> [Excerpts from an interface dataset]
↓

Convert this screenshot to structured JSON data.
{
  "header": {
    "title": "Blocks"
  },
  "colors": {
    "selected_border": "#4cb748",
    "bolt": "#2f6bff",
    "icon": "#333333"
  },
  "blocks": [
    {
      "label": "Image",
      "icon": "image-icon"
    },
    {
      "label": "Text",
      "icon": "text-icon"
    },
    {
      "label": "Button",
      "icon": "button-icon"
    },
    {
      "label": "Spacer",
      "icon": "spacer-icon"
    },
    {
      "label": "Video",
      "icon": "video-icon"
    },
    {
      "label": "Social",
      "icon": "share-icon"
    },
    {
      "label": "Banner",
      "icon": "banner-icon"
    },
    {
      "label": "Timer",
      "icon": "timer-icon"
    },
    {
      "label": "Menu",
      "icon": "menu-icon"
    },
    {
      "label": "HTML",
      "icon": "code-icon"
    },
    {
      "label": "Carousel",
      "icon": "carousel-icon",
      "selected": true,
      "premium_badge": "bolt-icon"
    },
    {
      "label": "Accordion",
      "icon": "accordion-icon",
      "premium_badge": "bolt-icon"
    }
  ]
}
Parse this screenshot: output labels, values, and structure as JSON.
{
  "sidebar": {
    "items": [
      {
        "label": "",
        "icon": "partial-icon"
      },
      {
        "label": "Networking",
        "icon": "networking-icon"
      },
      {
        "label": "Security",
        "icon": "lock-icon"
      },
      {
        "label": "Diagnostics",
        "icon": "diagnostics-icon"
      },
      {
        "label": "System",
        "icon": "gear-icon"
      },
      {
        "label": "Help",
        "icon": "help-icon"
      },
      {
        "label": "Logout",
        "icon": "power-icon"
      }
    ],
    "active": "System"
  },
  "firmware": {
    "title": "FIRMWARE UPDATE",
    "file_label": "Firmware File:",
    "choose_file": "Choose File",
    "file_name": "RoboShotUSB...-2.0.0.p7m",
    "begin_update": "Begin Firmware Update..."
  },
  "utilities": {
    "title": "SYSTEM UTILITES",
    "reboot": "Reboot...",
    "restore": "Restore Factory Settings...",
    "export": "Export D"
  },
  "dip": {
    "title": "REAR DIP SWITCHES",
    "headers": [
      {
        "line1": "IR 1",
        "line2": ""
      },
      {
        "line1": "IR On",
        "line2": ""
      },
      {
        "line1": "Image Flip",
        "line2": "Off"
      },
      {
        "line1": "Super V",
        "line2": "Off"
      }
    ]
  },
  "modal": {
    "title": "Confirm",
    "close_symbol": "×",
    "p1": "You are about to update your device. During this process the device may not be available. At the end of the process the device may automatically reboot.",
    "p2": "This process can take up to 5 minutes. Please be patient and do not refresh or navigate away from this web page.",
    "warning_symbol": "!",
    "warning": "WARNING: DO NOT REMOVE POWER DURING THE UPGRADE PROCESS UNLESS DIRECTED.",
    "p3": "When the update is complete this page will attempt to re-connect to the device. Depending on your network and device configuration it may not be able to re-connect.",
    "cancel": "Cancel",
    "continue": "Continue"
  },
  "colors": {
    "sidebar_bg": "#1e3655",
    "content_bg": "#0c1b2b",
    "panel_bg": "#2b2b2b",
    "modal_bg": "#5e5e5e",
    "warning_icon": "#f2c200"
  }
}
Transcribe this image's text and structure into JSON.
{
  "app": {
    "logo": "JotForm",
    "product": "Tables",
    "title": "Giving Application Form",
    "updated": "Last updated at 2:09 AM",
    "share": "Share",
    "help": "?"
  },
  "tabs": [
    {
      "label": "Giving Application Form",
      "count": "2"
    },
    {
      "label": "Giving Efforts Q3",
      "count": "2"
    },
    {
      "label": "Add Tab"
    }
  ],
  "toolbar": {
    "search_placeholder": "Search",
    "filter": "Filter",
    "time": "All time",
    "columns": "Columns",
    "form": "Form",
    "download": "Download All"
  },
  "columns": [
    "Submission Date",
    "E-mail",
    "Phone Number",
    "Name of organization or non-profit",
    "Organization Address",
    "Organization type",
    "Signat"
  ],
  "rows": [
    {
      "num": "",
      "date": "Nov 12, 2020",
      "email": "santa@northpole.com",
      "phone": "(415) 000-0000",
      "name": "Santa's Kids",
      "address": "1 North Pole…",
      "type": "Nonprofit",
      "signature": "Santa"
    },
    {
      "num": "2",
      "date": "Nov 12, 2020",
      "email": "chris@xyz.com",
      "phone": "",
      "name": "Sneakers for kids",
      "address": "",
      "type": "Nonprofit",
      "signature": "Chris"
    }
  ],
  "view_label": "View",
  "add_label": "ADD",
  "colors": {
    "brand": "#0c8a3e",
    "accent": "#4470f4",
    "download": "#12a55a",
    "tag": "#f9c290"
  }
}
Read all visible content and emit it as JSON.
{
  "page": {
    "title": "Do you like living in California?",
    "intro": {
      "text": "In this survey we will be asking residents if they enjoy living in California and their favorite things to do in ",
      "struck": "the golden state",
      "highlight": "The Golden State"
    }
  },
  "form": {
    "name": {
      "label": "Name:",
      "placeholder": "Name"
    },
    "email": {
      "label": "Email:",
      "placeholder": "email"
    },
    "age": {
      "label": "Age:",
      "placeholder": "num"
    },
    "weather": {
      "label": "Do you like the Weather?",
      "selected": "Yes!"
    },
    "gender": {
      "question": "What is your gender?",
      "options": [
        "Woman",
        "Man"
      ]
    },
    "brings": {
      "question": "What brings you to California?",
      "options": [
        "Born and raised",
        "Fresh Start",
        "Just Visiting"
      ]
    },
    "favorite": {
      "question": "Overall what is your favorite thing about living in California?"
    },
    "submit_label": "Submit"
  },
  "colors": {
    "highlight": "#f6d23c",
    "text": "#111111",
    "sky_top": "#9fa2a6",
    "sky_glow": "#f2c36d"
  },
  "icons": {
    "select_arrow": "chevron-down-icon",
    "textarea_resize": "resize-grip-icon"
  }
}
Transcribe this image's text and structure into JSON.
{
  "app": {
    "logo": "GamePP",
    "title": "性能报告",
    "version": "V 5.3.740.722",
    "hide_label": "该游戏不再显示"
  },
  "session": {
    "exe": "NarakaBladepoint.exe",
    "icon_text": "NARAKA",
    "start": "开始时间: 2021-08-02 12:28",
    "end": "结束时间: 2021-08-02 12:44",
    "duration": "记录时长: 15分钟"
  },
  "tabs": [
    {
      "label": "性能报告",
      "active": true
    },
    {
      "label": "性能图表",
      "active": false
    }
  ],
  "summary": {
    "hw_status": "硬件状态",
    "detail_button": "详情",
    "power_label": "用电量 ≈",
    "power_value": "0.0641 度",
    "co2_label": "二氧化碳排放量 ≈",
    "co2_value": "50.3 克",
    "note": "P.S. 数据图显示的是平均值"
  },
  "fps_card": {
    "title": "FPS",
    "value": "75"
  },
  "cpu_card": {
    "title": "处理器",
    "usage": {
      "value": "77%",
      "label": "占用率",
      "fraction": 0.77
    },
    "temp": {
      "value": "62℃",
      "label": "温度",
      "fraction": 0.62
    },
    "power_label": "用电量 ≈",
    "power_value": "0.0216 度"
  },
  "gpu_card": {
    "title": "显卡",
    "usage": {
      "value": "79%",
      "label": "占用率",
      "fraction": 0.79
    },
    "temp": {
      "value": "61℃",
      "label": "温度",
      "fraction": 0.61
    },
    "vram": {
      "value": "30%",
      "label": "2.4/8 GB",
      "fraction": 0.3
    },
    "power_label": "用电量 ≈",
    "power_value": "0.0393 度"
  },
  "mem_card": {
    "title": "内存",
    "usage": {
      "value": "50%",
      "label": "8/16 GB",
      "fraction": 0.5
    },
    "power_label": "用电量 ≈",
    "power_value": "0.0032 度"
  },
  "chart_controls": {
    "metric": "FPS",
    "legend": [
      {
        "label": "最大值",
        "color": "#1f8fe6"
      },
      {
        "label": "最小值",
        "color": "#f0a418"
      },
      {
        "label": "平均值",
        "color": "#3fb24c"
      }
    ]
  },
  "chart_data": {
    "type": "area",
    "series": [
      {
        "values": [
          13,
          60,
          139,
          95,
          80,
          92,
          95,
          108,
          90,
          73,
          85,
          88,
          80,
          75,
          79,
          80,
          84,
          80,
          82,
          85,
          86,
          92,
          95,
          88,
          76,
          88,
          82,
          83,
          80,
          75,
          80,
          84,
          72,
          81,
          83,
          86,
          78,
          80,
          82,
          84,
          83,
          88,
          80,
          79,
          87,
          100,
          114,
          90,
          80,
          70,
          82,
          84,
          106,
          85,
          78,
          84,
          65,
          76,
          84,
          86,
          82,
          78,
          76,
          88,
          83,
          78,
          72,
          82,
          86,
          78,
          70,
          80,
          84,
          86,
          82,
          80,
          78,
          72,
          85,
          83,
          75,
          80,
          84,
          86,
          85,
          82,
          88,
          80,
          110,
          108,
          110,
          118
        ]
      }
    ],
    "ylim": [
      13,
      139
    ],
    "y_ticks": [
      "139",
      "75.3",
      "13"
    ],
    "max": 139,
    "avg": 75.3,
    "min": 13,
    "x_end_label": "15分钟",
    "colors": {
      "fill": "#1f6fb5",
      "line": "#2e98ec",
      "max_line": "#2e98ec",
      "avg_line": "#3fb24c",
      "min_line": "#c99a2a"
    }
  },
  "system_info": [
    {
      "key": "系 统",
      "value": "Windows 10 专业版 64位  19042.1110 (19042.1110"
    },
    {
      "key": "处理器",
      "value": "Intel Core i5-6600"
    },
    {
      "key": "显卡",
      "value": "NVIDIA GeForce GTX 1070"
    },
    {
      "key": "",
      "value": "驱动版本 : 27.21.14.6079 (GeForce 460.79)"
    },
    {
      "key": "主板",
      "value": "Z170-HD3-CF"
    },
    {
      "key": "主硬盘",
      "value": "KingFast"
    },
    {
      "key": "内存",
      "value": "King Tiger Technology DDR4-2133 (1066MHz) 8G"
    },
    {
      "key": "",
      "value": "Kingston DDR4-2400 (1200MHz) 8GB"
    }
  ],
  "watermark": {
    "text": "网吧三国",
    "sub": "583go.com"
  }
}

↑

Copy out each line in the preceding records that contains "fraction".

      "fraction": 0.77
      "fraction": 0.62
      "fraction": 0.79
      "fraction": 0.61
      "fraction": 0.3
      "fraction": 0.5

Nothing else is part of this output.